Federal judge to decide next week on Handel’s franchisee dispute
A federal judge said she’ll have a decision next week on granting an injunction to Handel’s Homemade Ice Cream and Yogurt to keep an ice cream parlor run by a California franchisee, but not affiliated with the company, from staying open.
Judge Benita Y. Pearson of the U.S. District Court said at the start of the hearing Wednesdaythat she was inclined to grant the preliminary injunction.
Kenneth Schulenburg, who operates a Handel’s franchise in Encinitas, Calif., opened a Cali Cream ice cream store Tuesday in downtown San Diego.
Handel’s legal complaint argues that Schulenburg, his business partner Juliana Ortiz and their company Moonlight 101 Inc. can’t operate the San Diego store without improperly using Handel’s trade secrets, which include recipes and techniques.
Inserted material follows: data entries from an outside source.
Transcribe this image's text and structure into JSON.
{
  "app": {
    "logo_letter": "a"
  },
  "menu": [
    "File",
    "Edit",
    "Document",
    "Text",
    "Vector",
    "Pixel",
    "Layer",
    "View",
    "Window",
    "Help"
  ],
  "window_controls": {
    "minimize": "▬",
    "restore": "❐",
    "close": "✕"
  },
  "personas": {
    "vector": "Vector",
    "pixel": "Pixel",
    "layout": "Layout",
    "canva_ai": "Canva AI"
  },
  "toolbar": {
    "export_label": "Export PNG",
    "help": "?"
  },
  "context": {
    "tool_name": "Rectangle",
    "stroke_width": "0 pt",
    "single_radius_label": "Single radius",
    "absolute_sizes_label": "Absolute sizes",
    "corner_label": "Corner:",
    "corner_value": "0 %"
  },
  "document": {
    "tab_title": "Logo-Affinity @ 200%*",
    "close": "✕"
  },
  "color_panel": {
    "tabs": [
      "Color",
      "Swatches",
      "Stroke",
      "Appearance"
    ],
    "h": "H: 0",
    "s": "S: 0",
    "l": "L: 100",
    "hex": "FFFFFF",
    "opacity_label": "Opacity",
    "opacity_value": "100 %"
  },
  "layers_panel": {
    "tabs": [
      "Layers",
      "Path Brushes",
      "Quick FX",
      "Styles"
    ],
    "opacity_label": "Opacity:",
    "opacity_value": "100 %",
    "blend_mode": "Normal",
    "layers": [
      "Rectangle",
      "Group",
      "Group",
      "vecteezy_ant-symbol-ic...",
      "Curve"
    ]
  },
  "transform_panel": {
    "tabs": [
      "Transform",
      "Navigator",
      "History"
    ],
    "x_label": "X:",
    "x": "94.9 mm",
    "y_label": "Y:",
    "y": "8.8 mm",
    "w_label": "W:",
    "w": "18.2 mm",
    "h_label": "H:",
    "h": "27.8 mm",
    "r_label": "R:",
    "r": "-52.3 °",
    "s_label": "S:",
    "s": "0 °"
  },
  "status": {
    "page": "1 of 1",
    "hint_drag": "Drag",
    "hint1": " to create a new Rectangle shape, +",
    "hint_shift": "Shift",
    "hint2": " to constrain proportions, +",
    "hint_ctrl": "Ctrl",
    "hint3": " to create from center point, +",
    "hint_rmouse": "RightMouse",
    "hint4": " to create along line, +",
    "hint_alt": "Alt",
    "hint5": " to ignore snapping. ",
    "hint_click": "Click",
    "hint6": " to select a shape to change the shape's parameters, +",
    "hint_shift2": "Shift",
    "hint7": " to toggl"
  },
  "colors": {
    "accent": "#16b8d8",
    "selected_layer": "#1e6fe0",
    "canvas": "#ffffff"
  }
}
Handel’s is entitled to the injunction, said Andrew Shapiro, company lawyer, to stop the stealing of its “valuable trademarks.”
But R. Michael Ghilezan, Schulenburg’s attorney, said the two stores are operated as separate entities.
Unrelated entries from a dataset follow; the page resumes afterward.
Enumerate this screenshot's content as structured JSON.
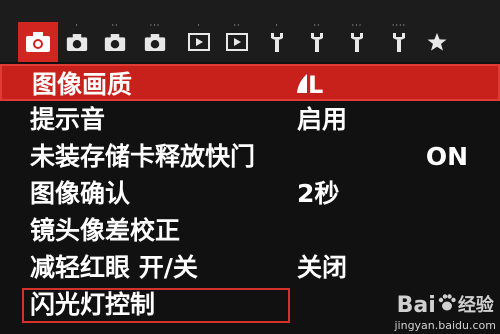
{
  "tabs": [
    {
      "icon": "camera-icon",
      "dots": "",
      "active": true
    },
    {
      "icon": "camera-icon",
      "dots": "·",
      "active": false
    },
    {
      "icon": "camera-icon",
      "dots": "··",
      "active": false
    },
    {
      "icon": "camera-icon",
      "dots": "···",
      "active": false
    },
    {
      "icon": "playback-icon",
      "dots": "·",
      "active": false
    },
    {
      "icon": "playback-icon",
      "dots": "··",
      "active": false
    },
    {
      "icon": "wrench-icon",
      "dots": "·",
      "active": false
    },
    {
      "icon": "wrench-icon",
      "dots": "··",
      "active": false
    },
    {
      "icon": "wrench-icon",
      "dots": "···",
      "active": false
    },
    {
      "icon": "wrench-icon",
      "dots": "····",
      "active": false
    },
    {
      "icon": "star-icon",
      "dots": "",
      "active": false
    }
  ],
  "menu": {
    "items": [
      {
        "label": "图像画质",
        "value": "L",
        "value_icon": "quality-fine-icon",
        "selected": true
      },
      {
        "label": "提示音",
        "value": "启用"
      },
      {
        "label": "未装存储卡释放快门",
        "value": "ON"
      },
      {
        "label": "图像确认",
        "value": "2秒"
      },
      {
        "label": "镜头像差校正",
        "value": ""
      },
      {
        "label": "减轻红眼 开/关",
        "value": "关闭"
      },
      {
        "label": "闪光灯控制",
        "value": "",
        "outlined": true
      }
    ]
  },
  "watermark": {
    "brand": "Bai",
    "brand_suffix": "经验",
    "url": "jingyan.baidu.com"
  },
  "colors": {
    "accent": "#c8201a",
    "outline": "#d6302a",
    "background": "#111111"
  }
}
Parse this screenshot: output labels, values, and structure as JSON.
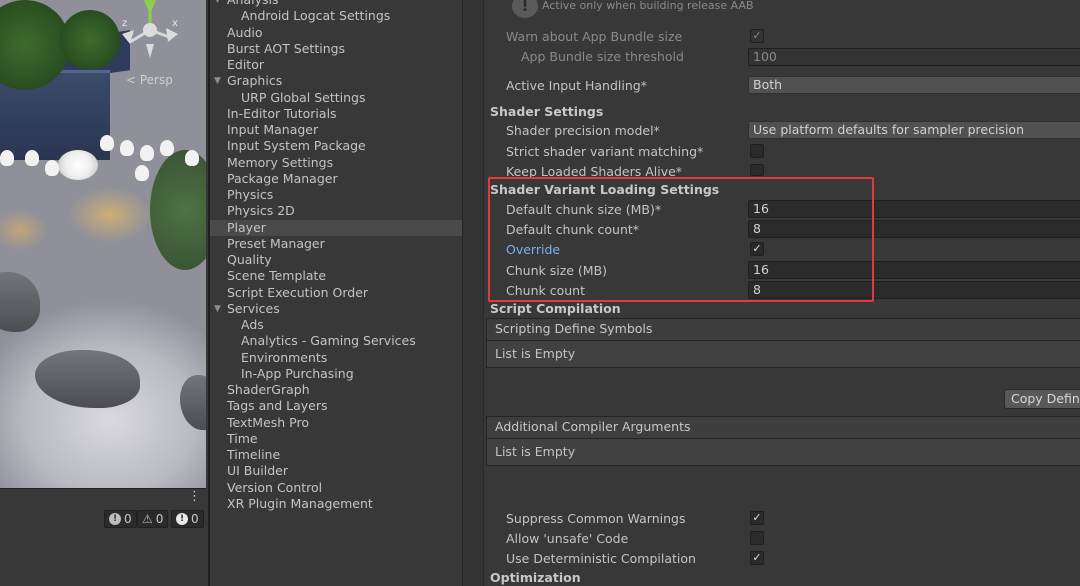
{
  "scene": {
    "persp_label": "< Persp",
    "axis_labels": {
      "x": "x",
      "z": "z"
    },
    "console": {
      "log_count": "0",
      "warning_count": "0",
      "error_count": "0"
    },
    "more_menu": "⋮"
  },
  "categories": [
    {
      "label": "Analysis",
      "indent": 0,
      "fold": true,
      "selected": false
    },
    {
      "label": "Android Logcat Settings",
      "indent": 1,
      "fold": false,
      "selected": false
    },
    {
      "label": "Audio",
      "indent": 0,
      "fold": false,
      "selected": false
    },
    {
      "label": "Burst AOT Settings",
      "indent": 0,
      "fold": false,
      "selected": false
    },
    {
      "label": "Editor",
      "indent": 0,
      "fold": false,
      "selected": false
    },
    {
      "label": "Graphics",
      "indent": 0,
      "fold": true,
      "selected": false
    },
    {
      "label": "URP Global Settings",
      "indent": 1,
      "fold": false,
      "selected": false
    },
    {
      "label": "In-Editor Tutorials",
      "indent": 0,
      "fold": false,
      "selected": false
    },
    {
      "label": "Input Manager",
      "indent": 0,
      "fold": false,
      "selected": false
    },
    {
      "label": "Input System Package",
      "indent": 0,
      "fold": false,
      "selected": false
    },
    {
      "label": "Memory Settings",
      "indent": 0,
      "fold": false,
      "selected": false
    },
    {
      "label": "Package Manager",
      "indent": 0,
      "fold": false,
      "selected": false
    },
    {
      "label": "Physics",
      "indent": 0,
      "fold": false,
      "selected": false
    },
    {
      "label": "Physics 2D",
      "indent": 0,
      "fold": false,
      "selected": false
    },
    {
      "label": "Player",
      "indent": 0,
      "fold": false,
      "selected": true
    },
    {
      "label": "Preset Manager",
      "indent": 0,
      "fold": false,
      "selected": false
    },
    {
      "label": "Quality",
      "indent": 0,
      "fold": false,
      "selected": false
    },
    {
      "label": "Scene Template",
      "indent": 0,
      "fold": false,
      "selected": false
    },
    {
      "label": "Script Execution Order",
      "indent": 0,
      "fold": false,
      "selected": false
    },
    {
      "label": "Services",
      "indent": 0,
      "fold": true,
      "selected": false
    },
    {
      "label": "Ads",
      "indent": 1,
      "fold": false,
      "selected": false
    },
    {
      "label": "Analytics - Gaming Services",
      "indent": 1,
      "fold": false,
      "selected": false
    },
    {
      "label": "Environments",
      "indent": 1,
      "fold": false,
      "selected": false
    },
    {
      "label": "In-App Purchasing",
      "indent": 1,
      "fold": false,
      "selected": false
    },
    {
      "label": "ShaderGraph",
      "indent": 0,
      "fold": false,
      "selected": false
    },
    {
      "label": "Tags and Layers",
      "indent": 0,
      "fold": false,
      "selected": false
    },
    {
      "label": "TextMesh Pro",
      "indent": 0,
      "fold": false,
      "selected": false
    },
    {
      "label": "Time",
      "indent": 0,
      "fold": false,
      "selected": false
    },
    {
      "label": "Timeline",
      "indent": 0,
      "fold": false,
      "selected": false
    },
    {
      "label": "UI Builder",
      "indent": 0,
      "fold": false,
      "selected": false
    },
    {
      "label": "Version Control",
      "indent": 0,
      "fold": false,
      "selected": false
    },
    {
      "label": "XR Plugin Management",
      "indent": 0,
      "fold": false,
      "selected": false
    }
  ],
  "inspector": {
    "help_text": "Active only when building release AAB",
    "help_icon": "!",
    "warn_app_bundle": {
      "label": "Warn about App Bundle size",
      "checked": "✓"
    },
    "app_bundle_threshold": {
      "label": "App Bundle size threshold",
      "value": "100"
    },
    "active_input": {
      "label": "Active Input Handling*",
      "value": "Both"
    },
    "shader_settings": {
      "header": "Shader Settings",
      "precision": {
        "label": "Shader precision model*",
        "value": "Use platform defaults for sampler precision"
      },
      "strict_matching": {
        "label": "Strict shader variant matching*",
        "checked": ""
      },
      "keep_loaded": {
        "label": "Keep Loaded Shaders Alive*",
        "checked": ""
      }
    },
    "variant_loading": {
      "header": "Shader Variant Loading Settings",
      "default_chunk_size": {
        "label": "Default chunk size (MB)*",
        "value": "16"
      },
      "default_chunk_count": {
        "label": "Default chunk count*",
        "value": "8"
      },
      "override": {
        "label": "Override",
        "checked": "✓"
      },
      "chunk_size": {
        "label": "Chunk size (MB)",
        "value": "16"
      },
      "chunk_count": {
        "label": "Chunk count",
        "value": "8"
      }
    },
    "script_compilation": {
      "header": "Script Compilation",
      "define_symbols": {
        "header": "Scripting Define Symbols",
        "body": "List is Empty"
      },
      "copy_defines_button": "Copy Defines",
      "compiler_args": {
        "header": "Additional Compiler Arguments",
        "body": "List is Empty"
      },
      "suppress_warnings": {
        "label": "Suppress Common Warnings",
        "checked": "✓"
      },
      "allow_unsafe": {
        "label": "Allow 'unsafe' Code",
        "checked": ""
      },
      "deterministic": {
        "label": "Use Deterministic Compilation",
        "checked": "✓"
      }
    },
    "optimization_header": "Optimization"
  },
  "colors": {
    "highlight_box": "#e03a3a",
    "override_label": "#7ab0f0",
    "selected_row": "#4a4a4a"
  }
}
Both sides want to end the franchise agreement but have been unable to come to an agreement.
To close Cali Cream now would bring financial disaster to the store’s owners as well as the lay off of employees, Ghilezan said.
But Judge Pearson said Schulenburg knew this case was pending when he opened the business.